When is a roller chain worn out? According to manufacturers, a chain should be replaced when it measures 2% longer than its original length.
To check a chain, lay it on a flat surface and push the links together to shorten it as much as possible. Note the length, then pull the chain to full length. Using the 2% guideline, a 60" roller chain justifies replacement when it has "gained" 1.2" in length and measures 61.2".
Chain wear is unavoidable, but it can be significantly reduced with lubrication. In the old days, it was common for our grandfathers to remove chains from corn pickers, planters and other equipment and soak them during the winter in a bucket of used engine oil.
That strategy is actually a good way to extend the life of roller chains. Tests show that plain ol’ 30W engine oil is an effective lubricant for chains if allowed to fully seep between rollers and side plates. But it takes time to soak chains and it creates a mess when they sling oil after re-installation, so many farmers now use spray-type chain lubricants.
The right way to extend chain life. Spray lubricants work well if applied correctly. Run the machine to warm the chain, then apply lube while the chain is running at a low number of revolutions per minute. Aim the stream of lubricant between the ends of the rollers and side plates and at the edges of the side plates, on the inside of the chain’s "run."
The goal is for the centrifugal force of the chain moving around the sprockets to force the lubricant outward, between the pins, rollers and side plates.
Spraying lube on a non-running, cold roller chain is better than nothing, but it minimizes the opportunity to get lubrication and rust protection deep between pins, rollers and side plates.
How do you know if a chain is well lubed? Disassemble its master link. If the link’s pins slide easily, the chain is in good shape. If the pins are dry, rusty or galled, the chain needs lubrication—and might have suffered enough damage to justify replacement.
Replacement considerations. When replacing roller chains, take care to correctly install half-links and master links. Install half-links with the narrow end toward the direction of rotation. Install master links with the open end of the clip facing away from the direction of travel.
Worn, "hooked" sprockets can dramatically shorten the life of a chain. If the sprockets aren’t visibly hooked and if the chain’s rollers fit snugly between the teeth of the sprockets, it’s a farmer’s judgment call whether to replace the chain.
There are always exceptions to any rule, and planter drive-wheel sprockets are an exception to the "snug fit" rule. Those sprockets, mounted on the sides of planter frame wheels, often run in dirt, trash or mud and are designed with tapered teeth that fit loosely against the chain’s rollers.
In a perfect world, chains would be lubricated daily. In the real world, operating conditions often determine the frequency of lubrication.
Slow-moving chains in a dry, dusty environment (such as planter seed unit drive chains) usually function well if they are run "dry." It’s critical, however, to generously lubricate those chains before storage or if the planter is going to sit outside through a spring rain.
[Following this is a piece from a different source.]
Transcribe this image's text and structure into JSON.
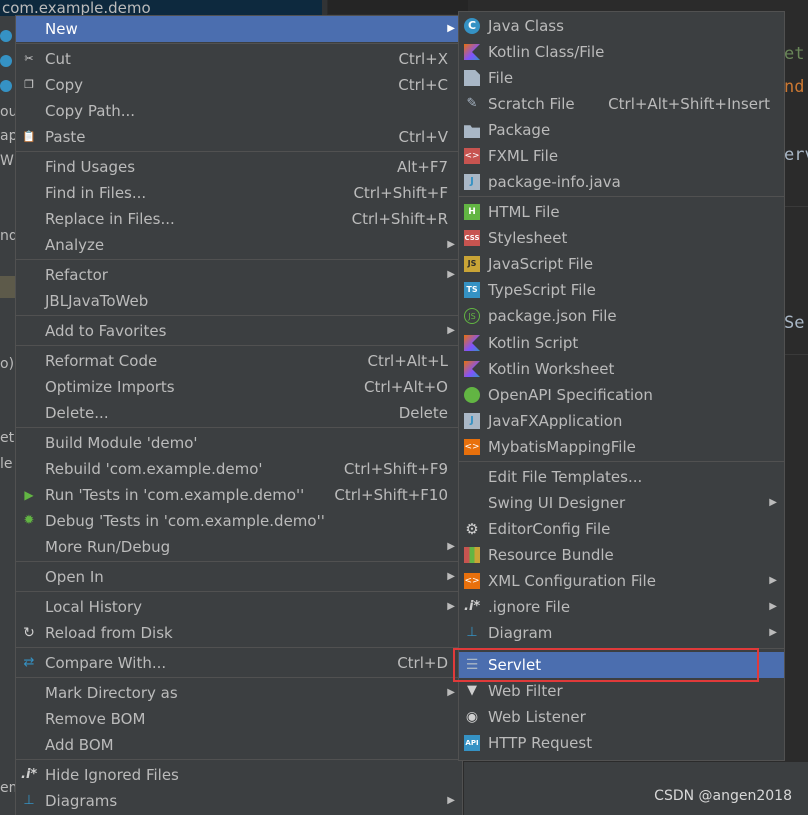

The high-speed drive chains that are common on combines, balers and other farm equipment are protected from direct exposure to grit and dirt by their location or protective shielding and can survive with sporadic lubrication—but any chain lasts longer if it is kept well lubed.
The exception is conveyor chains, which are constantly exposed to crops and crop materials. Any lubrication that is added to conveyor chains is quickly rubbed away by the crops and materials, so the chain operates dry by default. The only time there is a benefit to lubricating a conveyor chain is prior to winter storage; this can significantly increase its life span.
Chain breakers come in a variety of sizes and designs. Some require wrenches to turn and press out the pins on roller chains. This version incorporates handles in its design, so there’s no need to rummage in the toolbox for appropriatesized wrenches. Prices range: $40 to $50.
Be sure to visit Dan’s "In The Shop" blog at www.FarmJournal.com, where he’ll share more tips and insights. Send comments and story suggestions to email@example.com.
- January 2013